What do you do when you have misplaced your USB cable? You borrow one without worrying about any unpleasant consequences of this simple loan. Beware! A microcontroller hidden in the connector of a USB cable communicates wirelessly with the outside world. Its Bluetooth interface allows anyone who controls it to install malware or spyware.
What do you do when you’ve misplaced or forgotten your USB cable, the one you use every day to charge your phone? You borrow another one, of course, and you’re good to go. And you don’t worry about the unpleasant consequences that this simple loan might have… In fact, for most people, part of the vulnerability of the USB interface often goes completely unnoticed.
Spy microcontroller hidden in the connector

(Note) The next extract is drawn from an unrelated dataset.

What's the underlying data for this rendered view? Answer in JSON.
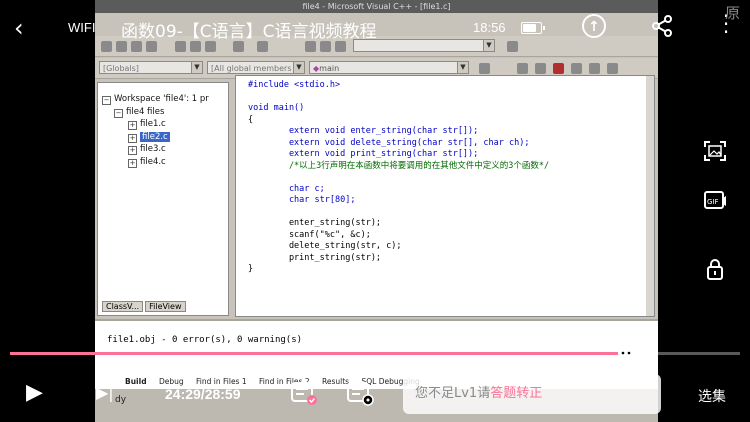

We’ve certainly learned to beware of USB memory sticks, but our vigilance stops there. Nonetheless, if this subject interests you, you are doubtless aware that inside the USB connector it is possible to conceal a microcontroller. That is capable of transforming a common-looking USB cable into a formidable hacking tool. A few years ago, when this possibility (often called BadUSB
) was brought to light, it made a bit of noise. It has been made practical in an interesting product (but one of debatable uses!)
The microcontroller hidden in the connector of the USB Ninja cable is notable in that it communicates wirelessly with the outside world. It is its Bluetooth interface which allows the person controlling the USB Ninja to surreptitiously load malware or spyware.
Programming the device can be done directly in C or in the Arduino programming environment (IDE). Unlocking the device is done with the aid of a small magnet.
USB: Espionage, sabotage, infiltration
At first glance, USBNinja innocently looks like a USB data / charging cable (4 to 25 V @ 10 mA). Once activated by Bluetooth (remote or smartphone) it becomes active. It then acts as a keyboard or mouse, clandestinely transmitting various commands to the system. These are called, modestly, payload
but they can be real torpedoes. It all depends on the intentions, good or bad, of the programmer. He is free to program the payload as he sees fit.
Penetration testing, police and authorities
According to the manufacturer
who presents it as an ideal tool for pentration testers, police and the authorities, such an intruder is not detected by firewalls. As for police, the product is well named. According to Wikipedia, Ninja
(忍者) is the modern Japanese word meaning spies or mercenaries, traditionally called shinobi
(忍び, literally “to slip through”) who use espionage, sabotage, infiltration, assassination and guerilla techniques.